** DATA EXTRACTS follows **

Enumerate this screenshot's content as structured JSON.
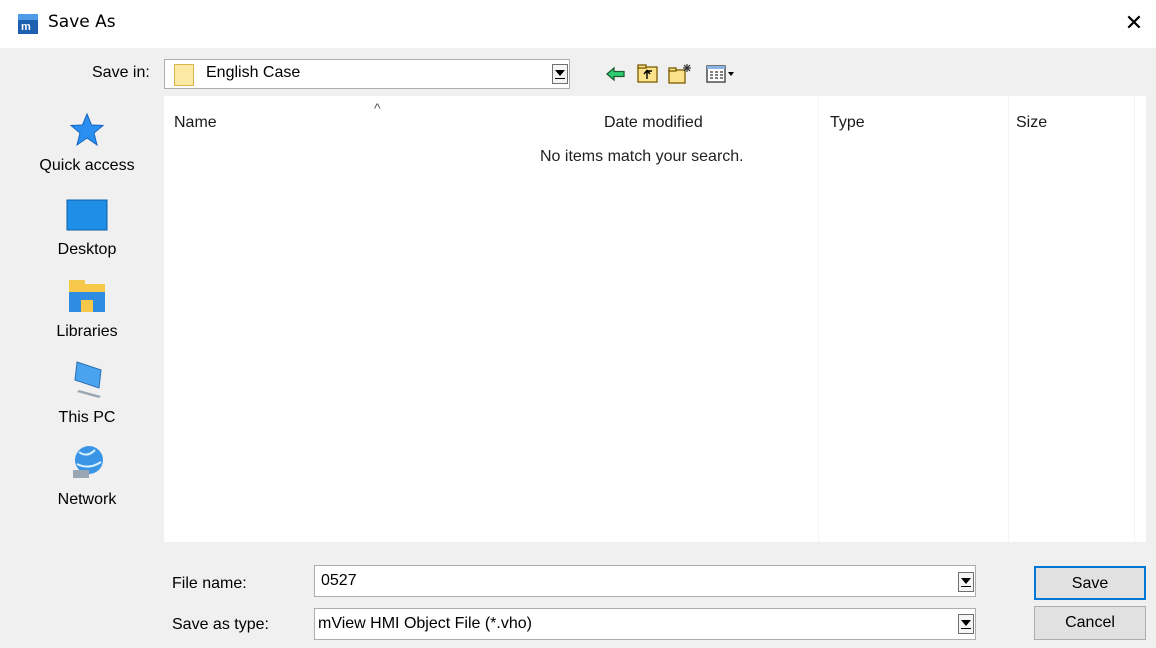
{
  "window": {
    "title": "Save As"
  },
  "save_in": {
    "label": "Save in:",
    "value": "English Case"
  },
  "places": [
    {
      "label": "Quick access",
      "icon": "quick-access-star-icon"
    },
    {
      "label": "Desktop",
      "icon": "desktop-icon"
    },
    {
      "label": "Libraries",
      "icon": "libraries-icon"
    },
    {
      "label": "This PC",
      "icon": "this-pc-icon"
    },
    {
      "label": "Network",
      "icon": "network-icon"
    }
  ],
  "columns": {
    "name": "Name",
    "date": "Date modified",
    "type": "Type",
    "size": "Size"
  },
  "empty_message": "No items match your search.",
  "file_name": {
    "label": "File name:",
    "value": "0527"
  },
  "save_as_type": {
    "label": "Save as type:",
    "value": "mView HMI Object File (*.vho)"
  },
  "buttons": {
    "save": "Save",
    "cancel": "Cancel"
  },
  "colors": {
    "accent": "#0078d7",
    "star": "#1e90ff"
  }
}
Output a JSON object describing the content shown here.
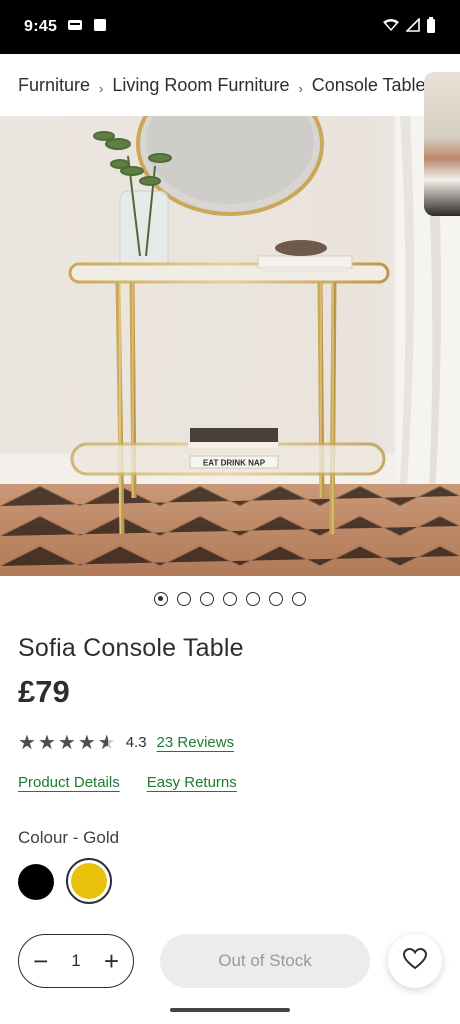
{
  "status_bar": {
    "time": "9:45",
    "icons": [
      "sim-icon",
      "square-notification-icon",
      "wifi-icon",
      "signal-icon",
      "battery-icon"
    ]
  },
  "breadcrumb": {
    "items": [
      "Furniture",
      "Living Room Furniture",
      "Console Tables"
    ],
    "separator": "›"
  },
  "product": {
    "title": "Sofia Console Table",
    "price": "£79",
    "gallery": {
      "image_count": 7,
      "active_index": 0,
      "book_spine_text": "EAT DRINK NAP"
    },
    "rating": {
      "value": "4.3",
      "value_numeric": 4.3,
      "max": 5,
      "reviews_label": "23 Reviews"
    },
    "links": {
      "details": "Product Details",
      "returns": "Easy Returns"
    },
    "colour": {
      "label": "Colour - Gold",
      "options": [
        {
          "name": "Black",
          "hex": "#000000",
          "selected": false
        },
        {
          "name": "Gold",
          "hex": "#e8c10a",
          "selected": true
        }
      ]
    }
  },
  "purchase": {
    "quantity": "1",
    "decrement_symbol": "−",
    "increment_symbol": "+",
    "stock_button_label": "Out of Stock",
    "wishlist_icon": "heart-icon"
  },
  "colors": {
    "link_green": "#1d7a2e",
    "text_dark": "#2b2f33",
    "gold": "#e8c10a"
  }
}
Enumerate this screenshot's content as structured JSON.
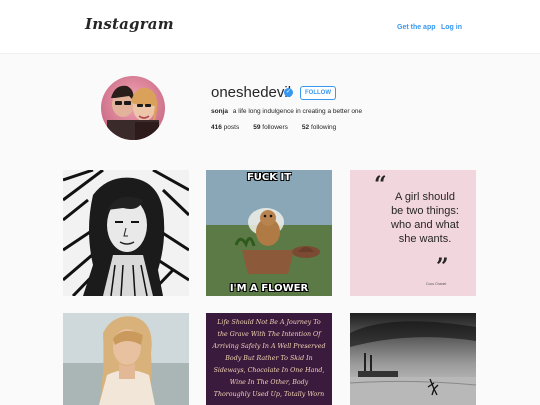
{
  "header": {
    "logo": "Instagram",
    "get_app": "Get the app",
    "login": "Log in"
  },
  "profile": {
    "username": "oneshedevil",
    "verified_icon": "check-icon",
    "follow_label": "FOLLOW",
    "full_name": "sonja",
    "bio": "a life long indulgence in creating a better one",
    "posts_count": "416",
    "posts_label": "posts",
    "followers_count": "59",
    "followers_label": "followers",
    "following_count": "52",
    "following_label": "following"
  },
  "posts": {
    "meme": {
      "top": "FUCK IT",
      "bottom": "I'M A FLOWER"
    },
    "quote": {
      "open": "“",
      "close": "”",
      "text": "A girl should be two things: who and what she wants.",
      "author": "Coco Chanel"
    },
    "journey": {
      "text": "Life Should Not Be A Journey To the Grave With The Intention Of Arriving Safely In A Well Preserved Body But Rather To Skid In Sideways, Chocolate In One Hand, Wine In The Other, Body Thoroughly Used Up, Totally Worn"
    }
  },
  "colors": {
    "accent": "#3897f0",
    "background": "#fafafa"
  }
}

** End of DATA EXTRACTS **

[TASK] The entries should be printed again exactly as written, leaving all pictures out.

[EXERCISE RESULT]
Enumerate this screenshot's content as structured JSON.
{
  "window": {
    "title": "Save As"
  },
  "save_in": {
    "label": "Save in:",
    "value": "English Case"
  },
  "places": [
    {
      "label": "Quick access",
      "icon": "quick-access-star-icon"
    },
    {
      "label": "Desktop",
      "icon": "desktop-icon"
    },
    {
      "label": "Libraries",
      "icon": "libraries-icon"
    },
    {
      "label": "This PC",
      "icon": "this-pc-icon"
    },
    {
      "label": "Network",
      "icon": "network-icon"
    }
  ],
  "columns": {
    "name": "Name",
    "date": "Date modified",
    "type": "Type",
    "size": "Size"
  },
  "empty_message": "No items match your search.",
  "file_name": {
    "label": "File name:",
    "value": "0527"
  },
  "save_as_type": {
    "label": "Save as type:",
    "value": "mView HMI Object File (*.vho)"
  },
  "buttons": {
    "save": "Save",
    "cancel": "Cancel"
  },
  "colors": {
    "accent": "#0078d7",
    "star": "#1e90ff"
  }
}
Output a JSON object describing the content shown here.
{
  "status_bar": {
    "time": "9:45",
    "icons": [
      "sim-icon",
      "square-notification-icon",
      "wifi-icon",
      "signal-icon",
      "battery-icon"
    ]
  },
  "breadcrumb": {
    "items": [
      "Furniture",
      "Living Room Furniture",
      "Console Tables"
    ],
    "separator": "›"
  },
  "product": {
    "title": "Sofia Console Table",
    "price": "£79",
    "gallery": {
      "image_count": 7,
      "active_index": 0,
      "book_spine_text": "EAT DRINK NAP"
    },
    "rating": {
      "value": "4.3",
      "value_numeric": 4.3,
      "max": 5,
      "reviews_label": "23 Reviews"
    },
    "links": {
      "details": "Product Details",
      "returns": "Easy Returns"
    },
    "colour": {
      "label": "Colour - Gold",
      "options": [
        {
          "name": "Black",
          "hex": "#000000",
          "selected": false
        },
        {
          "name": "Gold",
          "hex": "#e8c10a",
          "selected": true
        }
      ]
    }
  },
  "purchase": {
    "quantity": "1",
    "decrement_symbol": "−",
    "increment_symbol": "+",
    "stock_button_label": "Out of Stock",
    "wishlist_icon": "heart-icon"
  },
  "colors": {
    "link_green": "#1d7a2e",
    "text_dark": "#2b2f33",
    "gold": "#e8c10a"
  }
}
Enumerate this screenshot's content as structured JSON.
{
  "header": {
    "logo": "Instagram",
    "get_app": "Get the app",
    "login": "Log in"
  },
  "profile": {
    "username": "oneshedevil",
    "verified_icon": "check-icon",
    "follow_label": "FOLLOW",
    "full_name": "sonja",
    "bio": "a life long indulgence in creating a better one",
    "posts_count": "416",
    "posts_label": "posts",
    "followers_count": "59",
    "followers_label": "followers",
    "following_count": "52",
    "following_label": "following"
  },
  "posts": {
    "meme": {
      "top": "FUCK IT",
      "bottom": "I'M A FLOWER"
    },
    "quote": {
      "open": "“",
      "close": "”",
      "text": "A girl should be two things: who and what she wants.",
      "author": "Coco Chanel"
    },
    "journey": {
      "text": "Life Should Not Be A Journey To the Grave With The Intention Of Arriving Safely In A Well Preserved Body But Rather To Skid In Sideways, Chocolate In One Hand, Wine In The Other, Body Thoroughly Used Up, Totally Worn"
    }
  },
  "colors": {
    "accent": "#3897f0",
    "background": "#fafafa"
  }
}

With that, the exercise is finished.